Workshop on the Signatures of Man-Made Isotope Production (WOSMIP VI)

Workshop on the Signatures of Man-Made Isotope Production (WOSMIP VI)

Experts from the nuclear test monitoring and isotope production communities gathered in San Carlos de Bariloche, Argentina, from 28 November to 2 December, to address some of the challenges related to nuclear test monitoring.

The Workshop on the Signatures of Man-Made Isotope Production (WOSMIP VI) was jointly hosted by the  Comprehensive Nuclear-Test-Ban Treaty Organization (CTBTO), Investigación Aplicada (INVAP) and Pacific Northwest National Laboratory (PNNL).

Noble gas systems deployed as part of the radionuclide network of the International Monitoring System (IMS) are equipped with very sensitive systems, capable of measuring even very low activity concentrations of radioactive isotopes of the noble gas xenon. Normal operational releases from nuclear facilities create an atmospheric background that is frequently detected by the IMS noble gas systems. It is a complex task to discriminate between background radioxenon from civil nuclear applications and radioxenon from nuclear testing.

The Workshop provided a forum where experts from all over the world had an opportunity to discuss topics related to understanding the global radioxenon background, sharing their knowledge on the broader range of isotope sources and discussing recent advances in control of radioxenon emissions.

This workshop was important to me because I gained a greater appreciation for the problems faced by the CTBT monitoring community as well as learning about potential solutions.Emmy Hoffman, Australian Nuclear Science and Technology Organisation (ANSTO), Australia

On the agenda was a presentation from PNNL on the STAX network, a new concept for using data on radioxenon release into the atmosphere for the CTBTO. STAX stands for Source Term Analysis of Xenon.  It is a project that would develop methods, tools and technology for the use of Medical Isotope Production (MIP) radioxenon emissions for better integration of radioxenon background data to support CTBT verification.
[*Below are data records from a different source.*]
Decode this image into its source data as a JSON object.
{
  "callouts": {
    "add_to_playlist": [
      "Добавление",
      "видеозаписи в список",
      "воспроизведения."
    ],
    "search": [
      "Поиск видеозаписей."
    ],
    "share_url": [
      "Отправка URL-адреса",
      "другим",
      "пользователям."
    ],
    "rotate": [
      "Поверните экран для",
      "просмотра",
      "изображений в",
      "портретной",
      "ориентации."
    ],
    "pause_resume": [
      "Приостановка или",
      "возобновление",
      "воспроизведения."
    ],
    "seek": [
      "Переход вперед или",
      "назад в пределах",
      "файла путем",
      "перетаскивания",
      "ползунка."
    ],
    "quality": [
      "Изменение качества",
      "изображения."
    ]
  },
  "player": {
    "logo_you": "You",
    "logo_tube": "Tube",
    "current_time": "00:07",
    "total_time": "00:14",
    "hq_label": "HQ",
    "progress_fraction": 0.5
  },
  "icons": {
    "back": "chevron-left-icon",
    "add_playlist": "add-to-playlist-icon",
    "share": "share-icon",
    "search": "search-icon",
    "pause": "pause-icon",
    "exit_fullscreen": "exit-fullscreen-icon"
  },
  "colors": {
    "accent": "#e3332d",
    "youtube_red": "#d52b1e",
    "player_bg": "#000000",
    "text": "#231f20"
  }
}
WOSMIP was considered to be a good venue for peer review the STAX concept.

This workshop was important to me because sharing of expertise that helps me in my work.Richard de Caire, Nordion, Canada

Among the topics discussed were the results of the 2nd ATM (Atmospheric Transport Modelling) Challenge. The purpose of the 2nd ATM Challenge was to find out how well simulated concentrations compare with real IMS measurements. The simulations use only radioxenon release data and ATM. 17 participants from 9 different countries took part in the exercise.  The related workshop session gave an opportunity for ATM experts to present to the broader community challenges related to accurate modelling of radioxenon background concentrations.

Winning the Wozzie Award reflects the continuous work we do to contribute to the WOSMIP’s objectives.Christophe Gueibe Belgian Nuclear Research Centre (SCK•CEN)

This year the PNNL-sponsored Wozzie Award for leadership and commitment towards the better understanding of emissions from man-made isotope production was presented to SCK-CEN Belgian Nuclear Research Centre.

I’m very happy with the Wozzie award, it really motivates to continue our research to reduce Xenon emissions.Johan Camps Belgian Nuclear Research Centre (SCK•CEN)

On the last day of the Workshop, participants had an opportunity to take part in the technical tour to INVAP headquarters and to visit the nuclear research reactor of Comisión Nacional de Energía Atómica (CNEA).

Watch CTBTO's short film on mitigating Xenon emissions.